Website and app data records
┄┄┄┄┄┄┄┄┄┄
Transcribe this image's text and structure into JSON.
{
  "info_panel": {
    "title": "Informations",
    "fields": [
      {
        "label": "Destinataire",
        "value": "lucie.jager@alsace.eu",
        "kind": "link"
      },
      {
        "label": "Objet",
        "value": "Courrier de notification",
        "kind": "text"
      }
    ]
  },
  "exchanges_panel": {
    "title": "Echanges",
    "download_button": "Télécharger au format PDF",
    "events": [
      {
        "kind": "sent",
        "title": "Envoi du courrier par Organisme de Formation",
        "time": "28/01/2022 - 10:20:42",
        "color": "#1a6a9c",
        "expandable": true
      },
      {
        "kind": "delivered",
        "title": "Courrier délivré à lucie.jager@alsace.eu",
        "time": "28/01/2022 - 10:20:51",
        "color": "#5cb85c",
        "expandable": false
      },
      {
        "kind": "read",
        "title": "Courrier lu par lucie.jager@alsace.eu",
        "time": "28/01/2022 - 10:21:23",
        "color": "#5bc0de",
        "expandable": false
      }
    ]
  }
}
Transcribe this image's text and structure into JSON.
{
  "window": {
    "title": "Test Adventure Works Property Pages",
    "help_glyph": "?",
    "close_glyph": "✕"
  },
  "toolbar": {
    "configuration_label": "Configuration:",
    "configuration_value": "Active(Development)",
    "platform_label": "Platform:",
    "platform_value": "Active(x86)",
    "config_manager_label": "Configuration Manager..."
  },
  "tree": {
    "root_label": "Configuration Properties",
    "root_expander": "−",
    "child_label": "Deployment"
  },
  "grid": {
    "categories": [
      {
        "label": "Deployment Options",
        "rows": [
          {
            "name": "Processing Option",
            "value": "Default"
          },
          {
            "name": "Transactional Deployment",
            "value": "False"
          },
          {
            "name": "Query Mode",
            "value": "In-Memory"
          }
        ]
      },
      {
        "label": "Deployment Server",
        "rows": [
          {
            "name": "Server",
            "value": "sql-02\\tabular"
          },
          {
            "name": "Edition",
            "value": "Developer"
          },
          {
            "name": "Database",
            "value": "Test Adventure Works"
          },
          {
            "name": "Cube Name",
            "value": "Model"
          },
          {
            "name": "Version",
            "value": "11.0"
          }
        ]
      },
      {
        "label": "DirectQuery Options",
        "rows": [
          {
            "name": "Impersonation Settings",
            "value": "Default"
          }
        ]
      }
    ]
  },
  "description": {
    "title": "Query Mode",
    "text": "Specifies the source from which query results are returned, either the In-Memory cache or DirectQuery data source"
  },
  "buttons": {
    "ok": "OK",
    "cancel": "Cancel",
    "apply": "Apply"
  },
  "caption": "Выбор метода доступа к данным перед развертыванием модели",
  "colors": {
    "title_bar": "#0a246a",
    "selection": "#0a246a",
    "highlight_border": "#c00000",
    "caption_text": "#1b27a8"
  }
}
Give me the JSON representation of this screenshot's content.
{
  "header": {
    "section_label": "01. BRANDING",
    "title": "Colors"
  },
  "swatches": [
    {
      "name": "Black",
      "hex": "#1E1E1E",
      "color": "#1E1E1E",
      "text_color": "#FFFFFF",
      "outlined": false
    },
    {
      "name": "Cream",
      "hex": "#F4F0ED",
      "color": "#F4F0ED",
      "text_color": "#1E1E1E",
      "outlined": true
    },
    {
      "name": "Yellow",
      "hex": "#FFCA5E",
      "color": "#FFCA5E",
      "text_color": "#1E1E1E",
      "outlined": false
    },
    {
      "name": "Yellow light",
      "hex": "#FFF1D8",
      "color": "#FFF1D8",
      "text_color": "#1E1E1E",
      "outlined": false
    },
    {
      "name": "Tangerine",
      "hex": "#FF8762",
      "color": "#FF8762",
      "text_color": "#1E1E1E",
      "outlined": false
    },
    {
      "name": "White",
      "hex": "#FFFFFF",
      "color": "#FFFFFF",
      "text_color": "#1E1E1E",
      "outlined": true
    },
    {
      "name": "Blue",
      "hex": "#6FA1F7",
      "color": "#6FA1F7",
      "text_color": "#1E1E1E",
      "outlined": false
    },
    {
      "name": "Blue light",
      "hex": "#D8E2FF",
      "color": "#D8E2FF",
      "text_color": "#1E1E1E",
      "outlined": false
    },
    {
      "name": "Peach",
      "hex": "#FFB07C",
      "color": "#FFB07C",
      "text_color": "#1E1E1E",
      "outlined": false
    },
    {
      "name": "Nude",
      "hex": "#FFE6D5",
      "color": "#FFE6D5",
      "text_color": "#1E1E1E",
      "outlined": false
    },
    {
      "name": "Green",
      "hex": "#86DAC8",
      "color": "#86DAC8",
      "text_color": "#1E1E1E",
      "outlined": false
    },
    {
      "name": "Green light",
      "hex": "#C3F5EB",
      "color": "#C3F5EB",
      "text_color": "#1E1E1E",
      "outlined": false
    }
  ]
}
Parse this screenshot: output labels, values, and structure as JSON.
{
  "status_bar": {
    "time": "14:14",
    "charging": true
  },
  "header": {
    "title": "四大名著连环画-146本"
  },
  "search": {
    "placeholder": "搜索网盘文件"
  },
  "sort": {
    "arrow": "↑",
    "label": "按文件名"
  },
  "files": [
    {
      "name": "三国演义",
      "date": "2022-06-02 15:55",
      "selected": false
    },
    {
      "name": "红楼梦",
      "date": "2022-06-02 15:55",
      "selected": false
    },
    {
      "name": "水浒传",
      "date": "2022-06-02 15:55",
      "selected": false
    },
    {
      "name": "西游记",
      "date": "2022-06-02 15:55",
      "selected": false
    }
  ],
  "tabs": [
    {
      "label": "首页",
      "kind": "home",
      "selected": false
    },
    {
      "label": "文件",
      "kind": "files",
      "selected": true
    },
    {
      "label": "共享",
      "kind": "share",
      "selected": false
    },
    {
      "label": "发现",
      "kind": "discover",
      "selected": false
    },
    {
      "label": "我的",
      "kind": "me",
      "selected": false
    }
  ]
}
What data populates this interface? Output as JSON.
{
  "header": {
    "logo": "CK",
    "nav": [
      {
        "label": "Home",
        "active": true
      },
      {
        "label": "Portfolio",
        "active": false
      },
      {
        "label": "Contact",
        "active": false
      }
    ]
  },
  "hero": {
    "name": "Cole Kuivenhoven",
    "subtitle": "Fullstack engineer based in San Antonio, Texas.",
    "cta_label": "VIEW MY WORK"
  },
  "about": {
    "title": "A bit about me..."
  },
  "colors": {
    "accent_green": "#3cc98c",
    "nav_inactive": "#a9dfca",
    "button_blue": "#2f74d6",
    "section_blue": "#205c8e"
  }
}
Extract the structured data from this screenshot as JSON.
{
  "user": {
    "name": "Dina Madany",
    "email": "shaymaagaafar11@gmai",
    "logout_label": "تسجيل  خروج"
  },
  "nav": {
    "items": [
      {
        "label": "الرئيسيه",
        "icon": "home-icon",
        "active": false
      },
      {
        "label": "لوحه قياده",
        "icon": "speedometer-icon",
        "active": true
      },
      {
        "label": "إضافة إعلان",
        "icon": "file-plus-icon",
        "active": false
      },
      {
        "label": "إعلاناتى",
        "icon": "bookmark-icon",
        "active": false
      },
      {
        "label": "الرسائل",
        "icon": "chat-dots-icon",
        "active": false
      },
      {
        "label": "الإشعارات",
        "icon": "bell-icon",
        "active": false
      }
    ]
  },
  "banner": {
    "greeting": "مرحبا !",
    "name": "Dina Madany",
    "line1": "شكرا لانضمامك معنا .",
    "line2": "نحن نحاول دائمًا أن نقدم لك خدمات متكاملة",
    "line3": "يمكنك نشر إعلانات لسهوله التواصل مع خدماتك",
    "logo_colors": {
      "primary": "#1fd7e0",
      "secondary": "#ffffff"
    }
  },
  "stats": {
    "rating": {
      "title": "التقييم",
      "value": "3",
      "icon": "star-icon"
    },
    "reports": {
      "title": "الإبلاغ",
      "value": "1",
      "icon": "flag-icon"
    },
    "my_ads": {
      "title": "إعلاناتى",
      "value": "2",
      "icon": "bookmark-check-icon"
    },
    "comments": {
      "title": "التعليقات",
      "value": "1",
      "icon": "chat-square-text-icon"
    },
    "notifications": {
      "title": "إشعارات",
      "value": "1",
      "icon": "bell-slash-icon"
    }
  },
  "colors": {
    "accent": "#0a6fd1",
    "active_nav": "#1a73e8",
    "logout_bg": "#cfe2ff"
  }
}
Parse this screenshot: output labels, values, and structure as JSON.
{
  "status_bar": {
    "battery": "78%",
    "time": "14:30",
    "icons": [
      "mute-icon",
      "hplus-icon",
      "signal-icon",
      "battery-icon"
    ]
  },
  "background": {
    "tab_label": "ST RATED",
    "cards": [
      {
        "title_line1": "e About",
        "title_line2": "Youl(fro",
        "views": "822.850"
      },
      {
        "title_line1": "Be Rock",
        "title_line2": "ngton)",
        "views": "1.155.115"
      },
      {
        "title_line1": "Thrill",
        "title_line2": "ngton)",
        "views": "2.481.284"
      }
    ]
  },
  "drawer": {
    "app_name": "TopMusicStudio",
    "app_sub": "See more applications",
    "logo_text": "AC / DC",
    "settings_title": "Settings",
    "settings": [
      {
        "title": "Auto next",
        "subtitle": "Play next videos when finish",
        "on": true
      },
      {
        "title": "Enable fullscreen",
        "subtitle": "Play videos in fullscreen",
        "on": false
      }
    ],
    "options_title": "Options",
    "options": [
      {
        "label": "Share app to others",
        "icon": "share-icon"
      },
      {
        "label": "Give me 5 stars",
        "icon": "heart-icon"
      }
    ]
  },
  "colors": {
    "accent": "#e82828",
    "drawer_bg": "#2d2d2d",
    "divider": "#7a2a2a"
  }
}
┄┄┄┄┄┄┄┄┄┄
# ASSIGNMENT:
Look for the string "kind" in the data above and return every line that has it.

# OUTPUT OF THE EXERCISE:
        "kind": "link"
        "kind": "text"
        "kind": "sent",
        "kind": "delivered",
        "kind": "read",
      "kind": "home",
      "kind": "files",
      "kind": "share",
      "kind": "discover",
      "kind": "me",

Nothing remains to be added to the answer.